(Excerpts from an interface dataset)
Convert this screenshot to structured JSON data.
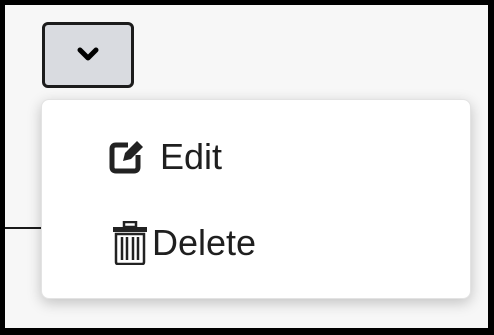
{
  "dropdown": {
    "toggle_icon": "chevron-down-icon",
    "items": [
      {
        "label": "Edit",
        "icon": "edit-icon"
      },
      {
        "label": "Delete",
        "icon": "trash-icon"
      }
    ]
  },
  "colors": {
    "button_background": "#d9dbe0",
    "menu_background": "#ffffff",
    "text": "#1f1f1f"
  }
}
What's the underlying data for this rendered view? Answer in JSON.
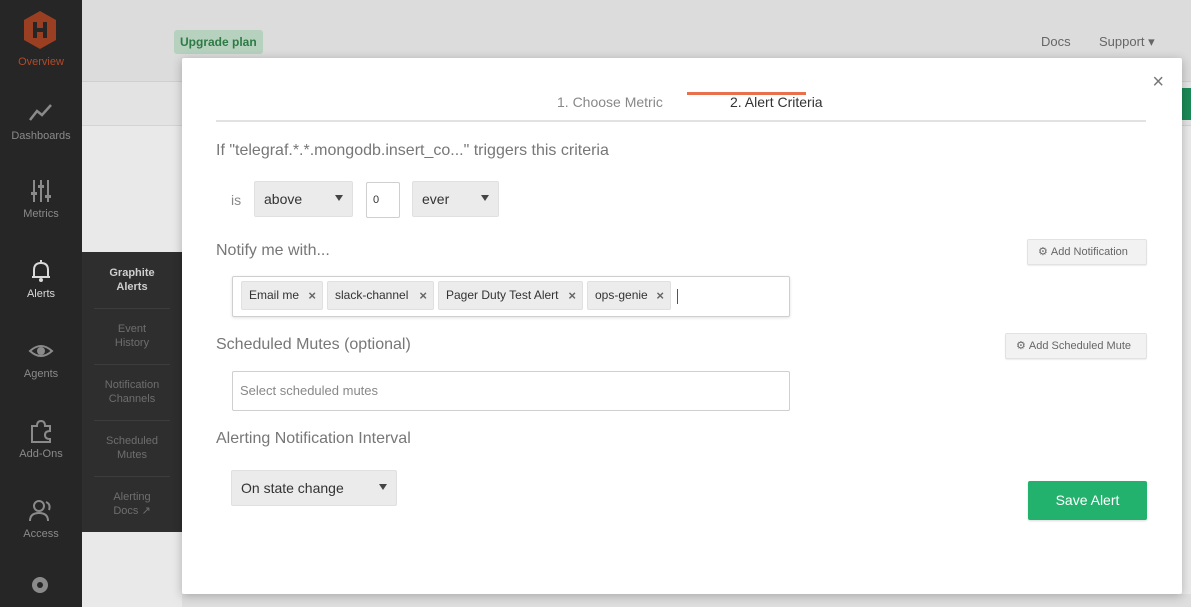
{
  "sidebar": {
    "items": [
      {
        "label": "Overview",
        "icon": "logo-hexagon-icon"
      },
      {
        "label": "Dashboards",
        "icon": "line-chart-icon"
      },
      {
        "label": "Metrics",
        "icon": "sliders-icon"
      },
      {
        "label": "Alerts",
        "icon": "bell-icon"
      },
      {
        "label": "Agents",
        "icon": "eye-icon"
      },
      {
        "label": "Add-Ons",
        "icon": "puzzle-icon"
      },
      {
        "label": "Access",
        "icon": "users-icon"
      }
    ]
  },
  "subnav": {
    "items": [
      {
        "line1": "Graphite",
        "line2": "Alerts"
      },
      {
        "line1": "Event",
        "line2": "History"
      },
      {
        "line1": "Notification",
        "line2": "Channels"
      },
      {
        "line1": "Scheduled",
        "line2": "Mutes"
      },
      {
        "line1": "Alerting",
        "line2": "Docs ↗"
      }
    ]
  },
  "topbar": {
    "upgrade_label": "Upgrade plan",
    "docs_label": "Docs",
    "support_label": "Support ▾"
  },
  "modal": {
    "close_label": "×",
    "tabs": [
      {
        "label": "1. Choose Metric"
      },
      {
        "label": "2. Alert Criteria"
      }
    ],
    "criteria_title": "If \"telegraf.*.*.mongodb.insert_co...\" triggers this criteria",
    "criteria": {
      "is_label": "is",
      "comparison": "above",
      "threshold": "0",
      "duration": "ever"
    },
    "notify_title": "Notify me with...",
    "add_notification_label": "Add Notification",
    "notifications": [
      "Email me",
      "slack-channel",
      "Pager Duty Test Alert",
      "ops-genie"
    ],
    "tag_remove_label": "×",
    "mutes_title": "Scheduled Mutes (optional)",
    "add_mute_label": "Add Scheduled Mute",
    "mutes_placeholder": "Select scheduled mutes",
    "interval_title": "Alerting Notification Interval",
    "interval_value": "On state change",
    "save_label": "Save Alert"
  },
  "colors": {
    "accent_orange": "#e8714c",
    "save_green": "#23b26d",
    "sidebar_bg": "#262626"
  }
}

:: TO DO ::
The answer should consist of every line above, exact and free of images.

:: FINAL ANSWER ::
Convert this screenshot to structured JSON data.
{
  "dropdown": {
    "toggle_icon": "chevron-down-icon",
    "items": [
      {
        "label": "Edit",
        "icon": "edit-icon"
      },
      {
        "label": "Delete",
        "icon": "trash-icon"
      }
    ]
  },
  "colors": {
    "button_background": "#d9dbe0",
    "menu_background": "#ffffff",
    "text": "#1f1f1f"
  }
}
What's the underlying data for this rendered view? Answer in JSON.
{
  "sidebar": {
    "items": [
      {
        "label": "Overview",
        "icon": "logo-hexagon-icon"
      },
      {
        "label": "Dashboards",
        "icon": "line-chart-icon"
      },
      {
        "label": "Metrics",
        "icon": "sliders-icon"
      },
      {
        "label": "Alerts",
        "icon": "bell-icon"
      },
      {
        "label": "Agents",
        "icon": "eye-icon"
      },
      {
        "label": "Add-Ons",
        "icon": "puzzle-icon"
      },
      {
        "label": "Access",
        "icon": "users-icon"
      }
    ]
  },
  "subnav": {
    "items": [
      {
        "line1": "Graphite",
        "line2": "Alerts"
      },
      {
        "line1": "Event",
        "line2": "History"
      },
      {
        "line1": "Notification",
        "line2": "Channels"
      },
      {
        "line1": "Scheduled",
        "line2": "Mutes"
      },
      {
        "line1": "Alerting",
        "line2": "Docs ↗"
      }
    ]
  },
  "topbar": {
    "upgrade_label": "Upgrade plan",
    "docs_label": "Docs",
    "support_label": "Support ▾"
  },
  "modal": {
    "close_label": "×",
    "tabs": [
      {
        "label": "1. Choose Metric"
      },
      {
        "label": "2. Alert Criteria"
      }
    ],
    "criteria_title": "If \"telegraf.*.*.mongodb.insert_co...\" triggers this criteria",
    "criteria": {
      "is_label": "is",
      "comparison": "above",
      "threshold": "0",
      "duration": "ever"
    },
    "notify_title": "Notify me with...",
    "add_notification_label": "Add Notification",
    "notifications": [
      "Email me",
      "slack-channel",
      "Pager Duty Test Alert",
      "ops-genie"
    ],
    "tag_remove_label": "×",
    "mutes_title": "Scheduled Mutes (optional)",
    "add_mute_label": "Add Scheduled Mute",
    "mutes_placeholder": "Select scheduled mutes",
    "interval_title": "Alerting Notification Interval",
    "interval_value": "On state change",
    "save_label": "Save Alert"
  },
  "colors": {
    "accent_orange": "#e8714c",
    "save_green": "#23b26d",
    "sidebar_bg": "#262626"
  }
}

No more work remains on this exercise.